Goal of the exercise
Print the listing that follows, character for character.

Records provided START

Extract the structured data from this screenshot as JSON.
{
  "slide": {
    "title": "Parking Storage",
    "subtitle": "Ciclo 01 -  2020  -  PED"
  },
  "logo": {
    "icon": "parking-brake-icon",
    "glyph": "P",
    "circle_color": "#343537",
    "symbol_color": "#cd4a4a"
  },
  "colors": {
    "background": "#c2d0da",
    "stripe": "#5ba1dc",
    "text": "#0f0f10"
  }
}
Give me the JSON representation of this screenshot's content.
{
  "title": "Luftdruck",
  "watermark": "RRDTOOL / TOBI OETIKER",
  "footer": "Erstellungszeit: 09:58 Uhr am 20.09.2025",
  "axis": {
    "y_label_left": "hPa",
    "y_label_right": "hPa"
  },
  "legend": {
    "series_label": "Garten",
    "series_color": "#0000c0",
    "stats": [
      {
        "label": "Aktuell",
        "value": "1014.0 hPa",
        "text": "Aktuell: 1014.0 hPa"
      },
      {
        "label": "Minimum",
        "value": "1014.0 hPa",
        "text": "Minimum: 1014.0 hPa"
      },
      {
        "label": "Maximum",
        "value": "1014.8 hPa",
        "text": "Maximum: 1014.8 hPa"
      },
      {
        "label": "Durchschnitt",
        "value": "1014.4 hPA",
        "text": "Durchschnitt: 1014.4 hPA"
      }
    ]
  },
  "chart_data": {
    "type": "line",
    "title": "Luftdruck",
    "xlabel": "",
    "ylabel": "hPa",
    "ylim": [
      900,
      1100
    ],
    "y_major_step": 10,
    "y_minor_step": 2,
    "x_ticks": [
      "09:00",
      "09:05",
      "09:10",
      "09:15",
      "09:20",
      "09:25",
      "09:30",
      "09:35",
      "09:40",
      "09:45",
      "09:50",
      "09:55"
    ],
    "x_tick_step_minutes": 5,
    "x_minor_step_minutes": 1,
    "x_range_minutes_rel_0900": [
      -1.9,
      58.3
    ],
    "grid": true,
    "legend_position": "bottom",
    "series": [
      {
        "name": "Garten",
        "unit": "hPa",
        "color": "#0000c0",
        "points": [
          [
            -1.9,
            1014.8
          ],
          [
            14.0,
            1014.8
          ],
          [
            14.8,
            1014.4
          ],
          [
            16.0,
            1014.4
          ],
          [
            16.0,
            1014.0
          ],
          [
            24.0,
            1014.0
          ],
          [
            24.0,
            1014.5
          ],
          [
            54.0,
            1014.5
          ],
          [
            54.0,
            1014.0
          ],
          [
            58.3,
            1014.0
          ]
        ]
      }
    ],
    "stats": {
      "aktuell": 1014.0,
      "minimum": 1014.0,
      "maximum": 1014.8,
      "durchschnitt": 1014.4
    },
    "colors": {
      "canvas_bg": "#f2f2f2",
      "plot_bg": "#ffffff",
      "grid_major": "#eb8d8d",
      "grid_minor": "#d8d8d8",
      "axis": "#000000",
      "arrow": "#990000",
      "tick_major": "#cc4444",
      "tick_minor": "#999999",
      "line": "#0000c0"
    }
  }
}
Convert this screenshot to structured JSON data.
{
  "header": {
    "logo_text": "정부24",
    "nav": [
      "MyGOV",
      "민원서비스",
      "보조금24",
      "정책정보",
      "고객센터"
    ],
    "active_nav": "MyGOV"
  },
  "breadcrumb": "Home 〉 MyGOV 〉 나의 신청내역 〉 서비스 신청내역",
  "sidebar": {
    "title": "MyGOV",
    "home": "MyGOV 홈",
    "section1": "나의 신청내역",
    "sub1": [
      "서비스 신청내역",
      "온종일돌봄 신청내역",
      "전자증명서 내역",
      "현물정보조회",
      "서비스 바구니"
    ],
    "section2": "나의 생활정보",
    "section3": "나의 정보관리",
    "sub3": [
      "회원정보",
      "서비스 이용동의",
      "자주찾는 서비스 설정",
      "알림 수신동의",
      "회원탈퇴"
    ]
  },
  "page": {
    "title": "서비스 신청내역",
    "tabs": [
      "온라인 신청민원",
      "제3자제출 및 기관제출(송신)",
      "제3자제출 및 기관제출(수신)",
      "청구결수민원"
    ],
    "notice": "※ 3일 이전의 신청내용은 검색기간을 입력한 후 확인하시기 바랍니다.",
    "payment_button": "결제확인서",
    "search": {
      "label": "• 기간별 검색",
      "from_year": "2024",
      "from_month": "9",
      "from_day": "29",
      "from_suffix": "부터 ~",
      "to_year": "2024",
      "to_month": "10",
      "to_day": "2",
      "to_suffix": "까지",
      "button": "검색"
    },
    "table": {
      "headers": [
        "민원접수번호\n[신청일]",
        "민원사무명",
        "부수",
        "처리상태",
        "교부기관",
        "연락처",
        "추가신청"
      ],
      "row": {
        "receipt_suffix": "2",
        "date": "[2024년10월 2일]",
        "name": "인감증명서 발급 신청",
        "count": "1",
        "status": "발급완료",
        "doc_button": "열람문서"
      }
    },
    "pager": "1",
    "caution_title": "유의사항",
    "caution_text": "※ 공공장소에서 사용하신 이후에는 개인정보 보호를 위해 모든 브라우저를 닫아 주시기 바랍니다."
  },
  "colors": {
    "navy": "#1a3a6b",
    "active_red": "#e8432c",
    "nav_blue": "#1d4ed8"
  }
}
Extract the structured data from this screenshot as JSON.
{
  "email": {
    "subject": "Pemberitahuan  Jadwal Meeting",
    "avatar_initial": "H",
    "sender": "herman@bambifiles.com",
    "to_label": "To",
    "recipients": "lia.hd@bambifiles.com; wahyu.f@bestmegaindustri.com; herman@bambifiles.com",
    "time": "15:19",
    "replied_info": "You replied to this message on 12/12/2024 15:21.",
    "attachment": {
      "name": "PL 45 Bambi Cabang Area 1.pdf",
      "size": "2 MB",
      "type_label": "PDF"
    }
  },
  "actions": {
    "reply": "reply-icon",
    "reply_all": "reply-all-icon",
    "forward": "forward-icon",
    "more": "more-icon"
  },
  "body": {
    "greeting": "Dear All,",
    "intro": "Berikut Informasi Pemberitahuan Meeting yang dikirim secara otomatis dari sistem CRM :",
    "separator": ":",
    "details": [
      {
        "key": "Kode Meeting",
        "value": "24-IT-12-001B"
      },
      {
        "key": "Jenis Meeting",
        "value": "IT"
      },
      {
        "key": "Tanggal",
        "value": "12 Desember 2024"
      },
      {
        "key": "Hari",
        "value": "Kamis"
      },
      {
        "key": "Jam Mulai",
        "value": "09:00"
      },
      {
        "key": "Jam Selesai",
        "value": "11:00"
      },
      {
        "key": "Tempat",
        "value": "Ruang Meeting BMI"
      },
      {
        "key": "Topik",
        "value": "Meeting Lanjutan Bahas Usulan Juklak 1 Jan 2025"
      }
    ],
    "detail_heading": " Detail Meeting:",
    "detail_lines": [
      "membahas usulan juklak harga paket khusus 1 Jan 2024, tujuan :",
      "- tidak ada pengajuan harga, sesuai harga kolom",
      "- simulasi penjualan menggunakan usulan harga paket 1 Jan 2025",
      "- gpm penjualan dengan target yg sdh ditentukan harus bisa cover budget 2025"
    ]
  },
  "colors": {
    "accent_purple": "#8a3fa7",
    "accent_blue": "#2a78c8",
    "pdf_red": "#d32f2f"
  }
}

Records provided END

Written solution
Extract the structured data from this screenshot as JSON.
{
  "slide": {
    "title": "Parking Storage",
    "subtitle": "Ciclo 01 -  2020  -  PED"
  },
  "logo": {
    "icon": "parking-brake-icon",
    "glyph": "P",
    "circle_color": "#343537",
    "symbol_color": "#cd4a4a"
  },
  "colors": {
    "background": "#c2d0da",
    "stripe": "#5ba1dc",
    "text": "#0f0f10"
  }
}
Give me the JSON representation of this screenshot's content.
{
  "title": "Luftdruck",
  "watermark": "RRDTOOL / TOBI OETIKER",
  "footer": "Erstellungszeit: 09:58 Uhr am 20.09.2025",
  "axis": {
    "y_label_left": "hPa",
    "y_label_right": "hPa"
  },
  "legend": {
    "series_label": "Garten",
    "series_color": "#0000c0",
    "stats": [
      {
        "label": "Aktuell",
        "value": "1014.0 hPa",
        "text": "Aktuell: 1014.0 hPa"
      },
      {
        "label": "Minimum",
        "value": "1014.0 hPa",
        "text": "Minimum: 1014.0 hPa"
      },
      {
        "label": "Maximum",
        "value": "1014.8 hPa",
        "text": "Maximum: 1014.8 hPa"
      },
      {
        "label": "Durchschnitt",
        "value": "1014.4 hPA",
        "text": "Durchschnitt: 1014.4 hPA"
      }
    ]
  },
  "chart_data": {
    "type": "line",
    "title": "Luftdruck",
    "xlabel": "",
    "ylabel": "hPa",
    "ylim": [
      900,
      1100
    ],
    "y_major_step": 10,
    "y_minor_step": 2,
    "x_ticks": [
      "09:00",
      "09:05",
      "09:10",
      "09:15",
      "09:20",
      "09:25",
      "09:30",
      "09:35",
      "09:40",
      "09:45",
      "09:50",
      "09:55"
    ],
    "x_tick_step_minutes": 5,
    "x_minor_step_minutes": 1,
    "x_range_minutes_rel_0900": [
      -1.9,
      58.3
    ],
    "grid": true,
    "legend_position": "bottom",
    "series": [
      {
        "name": "Garten",
        "unit": "hPa",
        "color": "#0000c0",
        "points": [
          [
            -1.9,
            1014.8
          ],
          [
            14.0,
            1014.8
          ],
          [
            14.8,
            1014.4
          ],
          [
            16.0,
            1014.4
          ],
          [
            16.0,
            1014.0
          ],
          [
            24.0,
            1014.0
          ],
          [
            24.0,
            1014.5
          ],
          [
            54.0,
            1014.5
          ],
          [
            54.0,
            1014.0
          ],
          [
            58.3,
            1014.0
          ]
        ]
      }
    ],
    "stats": {
      "aktuell": 1014.0,
      "minimum": 1014.0,
      "maximum": 1014.8,
      "durchschnitt": 1014.4
    },
    "colors": {
      "canvas_bg": "#f2f2f2",
      "plot_bg": "#ffffff",
      "grid_major": "#eb8d8d",
      "grid_minor": "#d8d8d8",
      "axis": "#000000",
      "arrow": "#990000",
      "tick_major": "#cc4444",
      "tick_minor": "#999999",
      "line": "#0000c0"
    }
  }
}
Convert this screenshot to structured JSON data.
{
  "header": {
    "logo_text": "정부24",
    "nav": [
      "MyGOV",
      "민원서비스",
      "보조금24",
      "정책정보",
      "고객센터"
    ],
    "active_nav": "MyGOV"
  },
  "breadcrumb": "Home 〉 MyGOV 〉 나의 신청내역 〉 서비스 신청내역",
  "sidebar": {
    "title": "MyGOV",
    "home": "MyGOV 홈",
    "section1": "나의 신청내역",
    "sub1": [
      "서비스 신청내역",
      "온종일돌봄 신청내역",
      "전자증명서 내역",
      "현물정보조회",
      "서비스 바구니"
    ],
    "section2": "나의 생활정보",
    "section3": "나의 정보관리",
    "sub3": [
      "회원정보",
      "서비스 이용동의",
      "자주찾는 서비스 설정",
      "알림 수신동의",
      "회원탈퇴"
    ]
  },
  "page": {
    "title": "서비스 신청내역",
    "tabs": [
      "온라인 신청민원",
      "제3자제출 및 기관제출(송신)",
      "제3자제출 및 기관제출(수신)",
      "청구결수민원"
    ],
    "notice": "※ 3일 이전의 신청내용은 검색기간을 입력한 후 확인하시기 바랍니다.",
    "payment_button": "결제확인서",
    "search": {
      "label": "• 기간별 검색",
      "from_year": "2024",
      "from_month": "9",
      "from_day": "29",
      "from_suffix": "부터 ~",
      "to_year": "2024",
      "to_month": "10",
      "to_day": "2",
      "to_suffix": "까지",
      "button": "검색"
    },
    "table": {
      "headers": [
        "민원접수번호\n[신청일]",
        "민원사무명",
        "부수",
        "처리상태",
        "교부기관",
        "연락처",
        "추가신청"
      ],
      "row": {
        "receipt_suffix": "2",
        "date": "[2024년10월 2일]",
        "name": "인감증명서 발급 신청",
        "count": "1",
        "status": "발급완료",
        "doc_button": "열람문서"
      }
    },
    "pager": "1",
    "caution_title": "유의사항",
    "caution_text": "※ 공공장소에서 사용하신 이후에는 개인정보 보호를 위해 모든 브라우저를 닫아 주시기 바랍니다."
  },
  "colors": {
    "navy": "#1a3a6b",
    "active_red": "#e8432c",
    "nav_blue": "#1d4ed8"
  }
}
Extract the structured data from this screenshot as JSON.
{
  "email": {
    "subject": "Pemberitahuan  Jadwal Meeting",
    "avatar_initial": "H",
    "sender": "herman@bambifiles.com",
    "to_label": "To",
    "recipients": "lia.hd@bambifiles.com; wahyu.f@bestmegaindustri.com; herman@bambifiles.com",
    "time": "15:19",
    "replied_info": "You replied to this message on 12/12/2024 15:21.",
    "attachment": {
      "name": "PL 45 Bambi Cabang Area 1.pdf",
      "size": "2 MB",
      "type_label": "PDF"
    }
  },
  "actions": {
    "reply": "reply-icon",
    "reply_all": "reply-all-icon",
    "forward": "forward-icon",
    "more": "more-icon"
  },
  "body": {
    "greeting": "Dear All,",
    "intro": "Berikut Informasi Pemberitahuan Meeting yang dikirim secara otomatis dari sistem CRM :",
    "separator": ":",
    "details": [
      {
        "key": "Kode Meeting",
        "value": "24-IT-12-001B"
      },
      {
        "key": "Jenis Meeting",
        "value": "IT"
      },
      {
        "key": "Tanggal",
        "value": "12 Desember 2024"
      },
      {
        "key": "Hari",
        "value": "Kamis"
      },
      {
        "key": "Jam Mulai",
        "value": "09:00"
      },
      {
        "key": "Jam Selesai",
        "value": "11:00"
      },
      {
        "key": "Tempat",
        "value": "Ruang Meeting BMI"
      },
      {
        "key": "Topik",
        "value": "Meeting Lanjutan Bahas Usulan Juklak 1 Jan 2025"
      }
    ],
    "detail_heading": " Detail Meeting:",
    "detail_lines": [
      "membahas usulan juklak harga paket khusus 1 Jan 2024, tujuan :",
      "- tidak ada pengajuan harga, sesuai harga kolom",
      "- simulasi penjualan menggunakan usulan harga paket 1 Jan 2025",
      "- gpm penjualan dengan target yg sdh ditentukan harus bisa cover budget 2025"
    ]
  },
  "colors": {
    "accent_purple": "#8a3fa7",
    "accent_blue": "#2a78c8",
    "pdf_red": "#d32f2f"
  }
}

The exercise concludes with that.